By STEVEN HERBERT
City News Service
Backers of an initiative that would divide California into six states will gather signatures at 143 locations throughout the state today and Sunday in an attempt to put the measure on the November 2016 ballot.
“California has grown ungovernable — be it Arnold Schwarzenegger or Jerry Brown as governor — (and) the problems we face are too ingrained to be fixed in Sacramento,” Anna Morris of Six Californias told City News Service.
“We need to reboot and the Six Californias initiative would bring government much closer to the people.”
Venture capitalist Tim Draper said he wrote the initiative because he “wanted people to have a choice, to be local to their state government and to be able to get a refresh so that schools, streets and waterways could improve, poverty would decrease and businesses would want to keep jobs here.”
Joe Rodota, a co-founder of OneCalifornia, a committee opposing the initiative, said “it has negative implications that could cost California’s businesses and taxpayers tens of billions of dollars.”
Rodota estimated the cost of documenting and dividing the assets and liabilities of California into six pieces would cost billions of dollars and take decades.
“That would be the greatest single misuse of time and money in the history of California,” said Rodota, a cabinet secretary under then-Gov. Pete Wilson.
Rodota said effects of splitting the state would include forcing families with children attending a University of California campus that is not in the new state which they would be assigned to pay out-of-state tuition and businesses having to file multiple state income tax returns if they had operations and employees in various states that were previously all part of California.
If voters approve the Six Californias initiative and Congress agrees to admit five new states, West California would consist of Los Angeles, Ventura, Santa Barbara and San Luis Obispo counties.
South California would consist of Orange, Riverside, San Diego, San Bernardino and Imperial counties.
The eight coastal and adjacent counties from Monterey County to San Francisco would form Silicon Valley.
The 14 inland counties from Kern to San Joaquin, Calaveras and Alpine would form Central California.
The 13 counties from the Pacific Ocean to the Nevada border from Marin and Sonoma counties to Sierra, Nevada, Placer and El Dorado counties would form North California.
The state’s 14 northernmost counties would form the state of Jefferson, taking the name from the proposed state under a short-lived 1941 effort that would have combined California’s Del Norte, Siskiyou and Modoc counties with four in Oregon.
(County voters could approve reassignment to a different new state if the second state approves.)
The initiative’s backers need to submit valid signatures from 807,615 registered voters — 8 percent of the total votes cast for governor in the 2010 general election — by July 18 to qualify the measure for the November 2016 ballot, according to the Secretary of State’s Office.
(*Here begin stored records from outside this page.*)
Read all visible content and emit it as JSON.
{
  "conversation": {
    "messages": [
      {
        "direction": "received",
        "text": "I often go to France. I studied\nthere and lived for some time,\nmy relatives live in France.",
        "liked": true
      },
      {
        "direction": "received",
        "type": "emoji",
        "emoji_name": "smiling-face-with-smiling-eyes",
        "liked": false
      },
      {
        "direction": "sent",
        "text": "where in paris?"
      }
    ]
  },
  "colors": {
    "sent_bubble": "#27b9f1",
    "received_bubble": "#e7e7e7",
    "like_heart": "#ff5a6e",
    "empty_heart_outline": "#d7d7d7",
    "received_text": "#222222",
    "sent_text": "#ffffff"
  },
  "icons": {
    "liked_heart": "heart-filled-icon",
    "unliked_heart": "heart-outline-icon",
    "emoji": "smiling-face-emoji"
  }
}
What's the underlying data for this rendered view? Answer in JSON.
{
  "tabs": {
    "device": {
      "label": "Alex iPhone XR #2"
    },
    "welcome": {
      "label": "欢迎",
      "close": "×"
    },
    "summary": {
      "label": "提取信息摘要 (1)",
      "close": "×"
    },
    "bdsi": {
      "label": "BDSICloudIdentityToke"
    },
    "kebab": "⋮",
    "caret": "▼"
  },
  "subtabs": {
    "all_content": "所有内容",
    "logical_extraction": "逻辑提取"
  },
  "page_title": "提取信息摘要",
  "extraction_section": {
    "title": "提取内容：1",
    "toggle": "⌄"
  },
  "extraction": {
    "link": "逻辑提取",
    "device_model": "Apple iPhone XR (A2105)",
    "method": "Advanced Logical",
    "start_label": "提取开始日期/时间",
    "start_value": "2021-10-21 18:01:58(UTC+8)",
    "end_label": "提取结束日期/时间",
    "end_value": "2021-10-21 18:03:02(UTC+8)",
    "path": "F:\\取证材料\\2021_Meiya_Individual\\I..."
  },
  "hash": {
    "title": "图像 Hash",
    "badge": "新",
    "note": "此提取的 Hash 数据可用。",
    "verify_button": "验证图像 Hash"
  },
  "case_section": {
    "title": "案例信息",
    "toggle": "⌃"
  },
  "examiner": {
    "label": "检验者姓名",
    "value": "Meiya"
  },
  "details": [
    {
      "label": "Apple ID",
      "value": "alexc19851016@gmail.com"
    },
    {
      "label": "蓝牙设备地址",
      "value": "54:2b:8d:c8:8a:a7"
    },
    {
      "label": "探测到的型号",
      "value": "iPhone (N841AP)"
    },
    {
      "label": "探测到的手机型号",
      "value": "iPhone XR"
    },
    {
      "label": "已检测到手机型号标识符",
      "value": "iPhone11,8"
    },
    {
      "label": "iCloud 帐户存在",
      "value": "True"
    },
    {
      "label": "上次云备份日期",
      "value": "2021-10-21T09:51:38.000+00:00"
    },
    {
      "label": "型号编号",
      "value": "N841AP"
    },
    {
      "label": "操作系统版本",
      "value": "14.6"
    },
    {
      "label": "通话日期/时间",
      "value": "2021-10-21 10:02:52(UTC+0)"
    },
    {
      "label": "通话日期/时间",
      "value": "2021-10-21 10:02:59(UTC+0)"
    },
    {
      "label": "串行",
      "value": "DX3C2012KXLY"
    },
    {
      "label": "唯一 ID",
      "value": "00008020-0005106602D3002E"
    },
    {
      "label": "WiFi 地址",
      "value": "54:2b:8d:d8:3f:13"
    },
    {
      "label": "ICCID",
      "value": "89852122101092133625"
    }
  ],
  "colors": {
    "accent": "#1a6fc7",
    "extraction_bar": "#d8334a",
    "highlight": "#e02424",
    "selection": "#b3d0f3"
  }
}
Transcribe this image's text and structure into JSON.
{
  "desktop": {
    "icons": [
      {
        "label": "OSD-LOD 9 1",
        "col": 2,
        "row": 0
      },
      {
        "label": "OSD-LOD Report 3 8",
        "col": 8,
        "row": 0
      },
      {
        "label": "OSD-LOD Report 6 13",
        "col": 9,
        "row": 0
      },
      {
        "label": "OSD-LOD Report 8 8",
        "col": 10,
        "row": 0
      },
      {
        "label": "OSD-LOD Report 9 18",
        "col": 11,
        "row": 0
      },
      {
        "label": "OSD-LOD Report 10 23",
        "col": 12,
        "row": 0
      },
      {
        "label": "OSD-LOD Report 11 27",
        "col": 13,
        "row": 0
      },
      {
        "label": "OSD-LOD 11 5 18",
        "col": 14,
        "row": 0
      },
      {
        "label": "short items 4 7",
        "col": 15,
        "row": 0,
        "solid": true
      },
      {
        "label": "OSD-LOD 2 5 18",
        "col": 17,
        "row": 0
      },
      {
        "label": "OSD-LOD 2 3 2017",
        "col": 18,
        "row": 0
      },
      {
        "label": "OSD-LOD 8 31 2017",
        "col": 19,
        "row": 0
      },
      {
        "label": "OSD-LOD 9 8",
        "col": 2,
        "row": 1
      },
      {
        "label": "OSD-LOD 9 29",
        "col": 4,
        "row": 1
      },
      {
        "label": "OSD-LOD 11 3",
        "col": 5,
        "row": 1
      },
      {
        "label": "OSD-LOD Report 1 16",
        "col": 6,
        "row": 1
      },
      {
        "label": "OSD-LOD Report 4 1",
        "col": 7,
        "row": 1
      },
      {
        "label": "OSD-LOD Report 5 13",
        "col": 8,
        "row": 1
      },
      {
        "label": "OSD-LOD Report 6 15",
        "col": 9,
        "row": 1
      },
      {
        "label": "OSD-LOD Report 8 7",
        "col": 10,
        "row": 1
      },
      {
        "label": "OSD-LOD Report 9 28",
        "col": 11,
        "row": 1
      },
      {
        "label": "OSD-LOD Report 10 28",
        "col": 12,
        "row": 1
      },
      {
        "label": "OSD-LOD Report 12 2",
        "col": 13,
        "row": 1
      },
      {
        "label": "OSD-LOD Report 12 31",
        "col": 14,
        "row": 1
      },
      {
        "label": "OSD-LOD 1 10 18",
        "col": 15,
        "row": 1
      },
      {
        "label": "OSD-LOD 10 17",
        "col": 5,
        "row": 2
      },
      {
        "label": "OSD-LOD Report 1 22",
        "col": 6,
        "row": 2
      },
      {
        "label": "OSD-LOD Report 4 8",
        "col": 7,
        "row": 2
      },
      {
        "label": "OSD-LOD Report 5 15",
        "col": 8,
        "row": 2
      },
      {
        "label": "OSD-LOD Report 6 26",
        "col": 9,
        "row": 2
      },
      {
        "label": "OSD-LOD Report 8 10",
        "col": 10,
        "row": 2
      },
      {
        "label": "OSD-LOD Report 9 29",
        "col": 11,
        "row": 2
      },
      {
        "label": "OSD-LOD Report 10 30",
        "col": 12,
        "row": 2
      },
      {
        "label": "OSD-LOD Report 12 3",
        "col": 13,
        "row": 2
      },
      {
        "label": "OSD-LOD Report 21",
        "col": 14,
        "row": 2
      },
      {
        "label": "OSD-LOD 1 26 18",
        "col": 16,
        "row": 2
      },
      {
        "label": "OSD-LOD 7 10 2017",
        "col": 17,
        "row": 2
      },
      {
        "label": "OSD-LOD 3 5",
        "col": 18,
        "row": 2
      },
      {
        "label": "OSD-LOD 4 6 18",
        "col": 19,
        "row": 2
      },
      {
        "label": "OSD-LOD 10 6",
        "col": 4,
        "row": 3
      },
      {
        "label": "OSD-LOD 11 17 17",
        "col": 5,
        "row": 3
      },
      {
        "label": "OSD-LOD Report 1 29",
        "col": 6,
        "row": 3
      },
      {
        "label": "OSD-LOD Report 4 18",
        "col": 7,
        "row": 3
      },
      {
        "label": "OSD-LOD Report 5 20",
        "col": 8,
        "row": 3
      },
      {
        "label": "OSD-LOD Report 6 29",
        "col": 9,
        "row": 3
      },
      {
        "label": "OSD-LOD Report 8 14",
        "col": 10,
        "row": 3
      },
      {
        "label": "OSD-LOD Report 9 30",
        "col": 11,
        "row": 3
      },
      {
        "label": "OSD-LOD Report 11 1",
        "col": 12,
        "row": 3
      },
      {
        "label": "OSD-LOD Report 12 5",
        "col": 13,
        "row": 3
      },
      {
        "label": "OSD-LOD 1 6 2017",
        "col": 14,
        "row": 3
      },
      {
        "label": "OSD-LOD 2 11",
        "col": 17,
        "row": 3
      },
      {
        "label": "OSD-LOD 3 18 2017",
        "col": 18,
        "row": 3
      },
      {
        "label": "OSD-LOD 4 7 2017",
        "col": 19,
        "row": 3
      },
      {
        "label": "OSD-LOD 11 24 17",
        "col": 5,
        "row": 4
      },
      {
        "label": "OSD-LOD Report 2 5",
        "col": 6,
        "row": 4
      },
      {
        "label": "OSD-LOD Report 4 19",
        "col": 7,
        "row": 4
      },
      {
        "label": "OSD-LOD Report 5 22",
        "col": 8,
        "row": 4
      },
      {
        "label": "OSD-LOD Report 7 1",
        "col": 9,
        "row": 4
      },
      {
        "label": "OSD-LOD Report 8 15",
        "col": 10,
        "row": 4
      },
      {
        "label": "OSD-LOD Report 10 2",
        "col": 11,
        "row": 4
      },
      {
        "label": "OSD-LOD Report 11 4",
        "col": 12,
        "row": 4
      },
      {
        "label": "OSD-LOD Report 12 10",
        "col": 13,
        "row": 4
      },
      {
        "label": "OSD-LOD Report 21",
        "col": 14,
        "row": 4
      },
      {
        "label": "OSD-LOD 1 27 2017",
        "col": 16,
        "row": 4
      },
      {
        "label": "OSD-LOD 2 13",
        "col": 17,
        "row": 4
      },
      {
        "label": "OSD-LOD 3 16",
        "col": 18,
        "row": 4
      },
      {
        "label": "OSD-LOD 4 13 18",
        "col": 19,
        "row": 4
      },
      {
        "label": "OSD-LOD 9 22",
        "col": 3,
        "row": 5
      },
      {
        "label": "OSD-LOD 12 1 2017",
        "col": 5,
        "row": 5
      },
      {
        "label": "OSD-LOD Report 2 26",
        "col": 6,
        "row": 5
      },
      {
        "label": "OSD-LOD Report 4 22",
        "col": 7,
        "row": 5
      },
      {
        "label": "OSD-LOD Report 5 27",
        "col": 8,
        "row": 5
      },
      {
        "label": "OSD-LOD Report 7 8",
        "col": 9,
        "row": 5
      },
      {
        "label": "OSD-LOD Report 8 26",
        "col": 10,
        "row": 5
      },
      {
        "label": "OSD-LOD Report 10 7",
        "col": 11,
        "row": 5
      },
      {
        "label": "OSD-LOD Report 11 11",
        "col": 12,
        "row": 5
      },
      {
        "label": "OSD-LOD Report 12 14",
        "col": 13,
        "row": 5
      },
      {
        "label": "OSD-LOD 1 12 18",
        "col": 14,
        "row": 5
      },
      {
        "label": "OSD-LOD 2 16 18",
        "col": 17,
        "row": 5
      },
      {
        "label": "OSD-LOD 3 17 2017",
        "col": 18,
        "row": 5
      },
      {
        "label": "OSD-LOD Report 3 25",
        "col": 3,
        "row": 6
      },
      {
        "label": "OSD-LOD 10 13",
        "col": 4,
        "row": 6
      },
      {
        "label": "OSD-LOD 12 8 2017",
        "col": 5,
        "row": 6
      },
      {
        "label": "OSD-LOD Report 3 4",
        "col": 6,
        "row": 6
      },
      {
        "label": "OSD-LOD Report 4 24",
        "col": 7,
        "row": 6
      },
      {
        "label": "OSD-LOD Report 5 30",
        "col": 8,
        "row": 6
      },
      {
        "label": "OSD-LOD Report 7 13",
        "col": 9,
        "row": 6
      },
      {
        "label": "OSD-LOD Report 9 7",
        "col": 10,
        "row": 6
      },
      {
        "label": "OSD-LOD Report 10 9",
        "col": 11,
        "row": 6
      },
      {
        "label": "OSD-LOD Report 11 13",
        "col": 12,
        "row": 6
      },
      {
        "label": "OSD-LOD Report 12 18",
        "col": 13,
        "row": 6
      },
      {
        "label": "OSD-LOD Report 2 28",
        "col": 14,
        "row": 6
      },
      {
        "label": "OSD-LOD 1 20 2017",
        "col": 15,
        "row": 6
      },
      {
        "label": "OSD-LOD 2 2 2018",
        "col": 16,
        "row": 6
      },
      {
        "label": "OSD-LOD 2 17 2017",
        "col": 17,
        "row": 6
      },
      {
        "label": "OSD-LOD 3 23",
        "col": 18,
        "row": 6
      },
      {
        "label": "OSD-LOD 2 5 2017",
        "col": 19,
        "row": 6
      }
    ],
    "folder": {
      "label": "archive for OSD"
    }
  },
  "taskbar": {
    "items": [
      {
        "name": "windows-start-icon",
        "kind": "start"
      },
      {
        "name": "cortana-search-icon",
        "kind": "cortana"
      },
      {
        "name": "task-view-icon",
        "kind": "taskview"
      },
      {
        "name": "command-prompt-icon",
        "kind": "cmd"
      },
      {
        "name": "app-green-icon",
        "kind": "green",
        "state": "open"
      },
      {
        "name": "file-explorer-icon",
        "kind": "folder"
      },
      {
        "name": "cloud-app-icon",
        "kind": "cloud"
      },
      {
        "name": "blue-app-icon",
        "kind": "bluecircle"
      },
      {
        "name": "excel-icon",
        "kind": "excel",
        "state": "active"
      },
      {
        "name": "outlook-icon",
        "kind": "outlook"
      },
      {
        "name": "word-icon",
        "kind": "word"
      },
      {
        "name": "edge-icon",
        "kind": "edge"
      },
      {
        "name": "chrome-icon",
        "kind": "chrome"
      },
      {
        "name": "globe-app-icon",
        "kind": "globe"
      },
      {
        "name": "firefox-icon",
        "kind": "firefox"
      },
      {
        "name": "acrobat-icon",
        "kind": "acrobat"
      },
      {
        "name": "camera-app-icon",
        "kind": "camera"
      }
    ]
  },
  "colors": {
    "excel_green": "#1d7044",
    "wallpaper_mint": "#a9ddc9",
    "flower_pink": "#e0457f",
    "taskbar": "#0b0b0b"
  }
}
“We are well on our way to getting there,” Morris said.
The locations of the signature-gathering sites can be found on the initiative’s website, sixcalifornias.info.